The Black Archives, collection of over 10.000 books and documents on colonialism, slavery, liberation and emancipation, Amsterdam, 2020, photo: The Black Archives
Importantly, these records concretise Black emancipation movements and individuals in the Netherlands.
Nhà Sàn Collective (NSC), an independent artist initiative, began operating as a collective in Hanoi in 2013 when a group of friends set up a publicly accessible space. With or without a physical base, NSC has worked with fellow companions and collaborators to organize exhibitions, workshops, film screenings, talks, and other activities as a support platform for artists in the community. The initiative wants to encourage exchange, expansion, and connection. The name Nhà Sàn pays homage to the collective’s foundation which is rooted in the spirit of Nhà Sàn Studio, an artist-run space founded in 1998 in Hanoi. The original Nhà Sàn, a house on stilts, was taken apart in 2020. In the Ngọc Thụy area in Hanoi, by the bank of the Red River, the artists imagine this house to become the new Nhà Sàn Collective space, rebuilt, and transformed. This sentiment is extended into their contribution to documenta. The collective traces a metaphorical connection from a Vietnamese bến (harbor) to the Fulda river. By the river in Kassel, two performance installations lay the foundation for the arrival of a playground installation, transporting the architectural materials, along with its community and their lived experiences. The collective also invites visitors to join them in cultivating a garden of migratory plants and narratives, joyful companionship inside a queer house with a sauna, offering haircuts, homemade wine and hosting discussions, workshops, as well as parties. Throughout the duration of documenta a series of events will take place in Ngọc Thuỵ, Hanoi, by the Red River, concluded by an open house party.

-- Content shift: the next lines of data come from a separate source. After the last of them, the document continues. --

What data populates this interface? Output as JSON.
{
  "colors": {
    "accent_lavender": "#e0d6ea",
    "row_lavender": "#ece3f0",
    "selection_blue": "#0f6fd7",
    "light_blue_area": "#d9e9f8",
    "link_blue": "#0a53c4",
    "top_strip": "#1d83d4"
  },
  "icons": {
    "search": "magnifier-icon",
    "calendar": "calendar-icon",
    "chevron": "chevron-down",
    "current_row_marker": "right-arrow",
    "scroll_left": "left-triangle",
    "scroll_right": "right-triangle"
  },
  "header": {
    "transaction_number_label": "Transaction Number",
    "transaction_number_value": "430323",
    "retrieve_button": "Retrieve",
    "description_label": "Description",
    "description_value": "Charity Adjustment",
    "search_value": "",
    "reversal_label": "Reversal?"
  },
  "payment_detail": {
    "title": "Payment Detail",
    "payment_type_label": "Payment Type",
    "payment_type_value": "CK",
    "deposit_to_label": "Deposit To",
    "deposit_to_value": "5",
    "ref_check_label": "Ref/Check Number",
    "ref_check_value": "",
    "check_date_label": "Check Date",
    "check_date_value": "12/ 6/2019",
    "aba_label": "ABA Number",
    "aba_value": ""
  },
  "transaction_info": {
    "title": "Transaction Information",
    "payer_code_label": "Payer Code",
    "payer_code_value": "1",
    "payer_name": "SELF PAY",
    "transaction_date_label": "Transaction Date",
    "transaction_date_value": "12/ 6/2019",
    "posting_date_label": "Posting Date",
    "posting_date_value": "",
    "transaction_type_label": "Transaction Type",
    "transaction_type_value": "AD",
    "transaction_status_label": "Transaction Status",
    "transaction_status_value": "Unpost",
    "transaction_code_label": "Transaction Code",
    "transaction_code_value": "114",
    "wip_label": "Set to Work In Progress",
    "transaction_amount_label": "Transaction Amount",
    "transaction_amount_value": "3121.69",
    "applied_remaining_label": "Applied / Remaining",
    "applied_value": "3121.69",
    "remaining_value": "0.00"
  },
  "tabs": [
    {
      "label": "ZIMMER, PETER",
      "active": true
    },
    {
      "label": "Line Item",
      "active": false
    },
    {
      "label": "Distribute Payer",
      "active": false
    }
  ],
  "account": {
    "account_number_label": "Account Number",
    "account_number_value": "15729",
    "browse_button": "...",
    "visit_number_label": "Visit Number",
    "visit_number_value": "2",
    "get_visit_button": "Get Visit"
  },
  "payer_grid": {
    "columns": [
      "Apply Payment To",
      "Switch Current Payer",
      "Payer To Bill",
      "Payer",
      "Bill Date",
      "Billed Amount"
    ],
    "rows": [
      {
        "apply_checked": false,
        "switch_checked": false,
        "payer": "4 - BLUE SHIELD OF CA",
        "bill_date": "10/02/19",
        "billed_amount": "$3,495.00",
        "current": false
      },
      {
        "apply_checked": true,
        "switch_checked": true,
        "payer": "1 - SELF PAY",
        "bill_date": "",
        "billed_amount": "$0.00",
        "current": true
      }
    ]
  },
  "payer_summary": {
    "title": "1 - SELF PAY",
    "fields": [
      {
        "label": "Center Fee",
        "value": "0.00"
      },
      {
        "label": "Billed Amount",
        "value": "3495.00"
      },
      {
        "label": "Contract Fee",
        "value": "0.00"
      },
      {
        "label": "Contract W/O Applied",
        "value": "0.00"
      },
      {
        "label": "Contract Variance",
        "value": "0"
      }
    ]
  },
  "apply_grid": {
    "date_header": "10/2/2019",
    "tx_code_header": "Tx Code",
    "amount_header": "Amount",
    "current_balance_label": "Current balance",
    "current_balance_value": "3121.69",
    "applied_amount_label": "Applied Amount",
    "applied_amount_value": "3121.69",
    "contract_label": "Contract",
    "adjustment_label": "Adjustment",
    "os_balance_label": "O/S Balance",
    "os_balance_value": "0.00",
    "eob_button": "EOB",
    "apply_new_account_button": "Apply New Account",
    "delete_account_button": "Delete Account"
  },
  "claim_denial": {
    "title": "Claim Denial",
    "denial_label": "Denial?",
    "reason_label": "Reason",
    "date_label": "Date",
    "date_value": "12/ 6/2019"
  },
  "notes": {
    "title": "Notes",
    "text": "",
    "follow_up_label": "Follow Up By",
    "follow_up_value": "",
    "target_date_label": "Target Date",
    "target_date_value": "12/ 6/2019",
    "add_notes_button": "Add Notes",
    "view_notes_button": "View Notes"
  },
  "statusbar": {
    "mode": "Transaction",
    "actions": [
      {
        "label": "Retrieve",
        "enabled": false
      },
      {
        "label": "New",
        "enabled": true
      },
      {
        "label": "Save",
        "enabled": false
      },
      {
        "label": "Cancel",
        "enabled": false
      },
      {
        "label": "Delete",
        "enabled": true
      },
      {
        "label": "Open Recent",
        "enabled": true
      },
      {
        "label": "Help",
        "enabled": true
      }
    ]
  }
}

documenta fifteen, WH 22, Exterior View, Kassel, 2021, Photo: Nicolas Wefers.
Nhà Sàn Collective’s intervention is exhibited in this venue. Images of the installation coming soon.
Nhà Sàn Collective wants to encourage exchange, expansion, and connection.
documenta fifteen: Nhà Sàn Collective, Tuấn Mami, Vietnamese Picnic, Kassel, June 19, 2022, Photo: Victoria Tomaschko
documenta fifteen: documenta Halle, Exterior view, 2021, Photo: Nicolas Wefers
This round-up has briefly outlined the contributions made by six collectives at documenta fifteen as well as highlighted the context and ideological grounding that informs their work overall. Through these collectives one is able to see the emphasis on people, community and exchange that is the central component of this year’s edition and the Global South-based collectives participating, articulated in the curatorial framework of lumbung.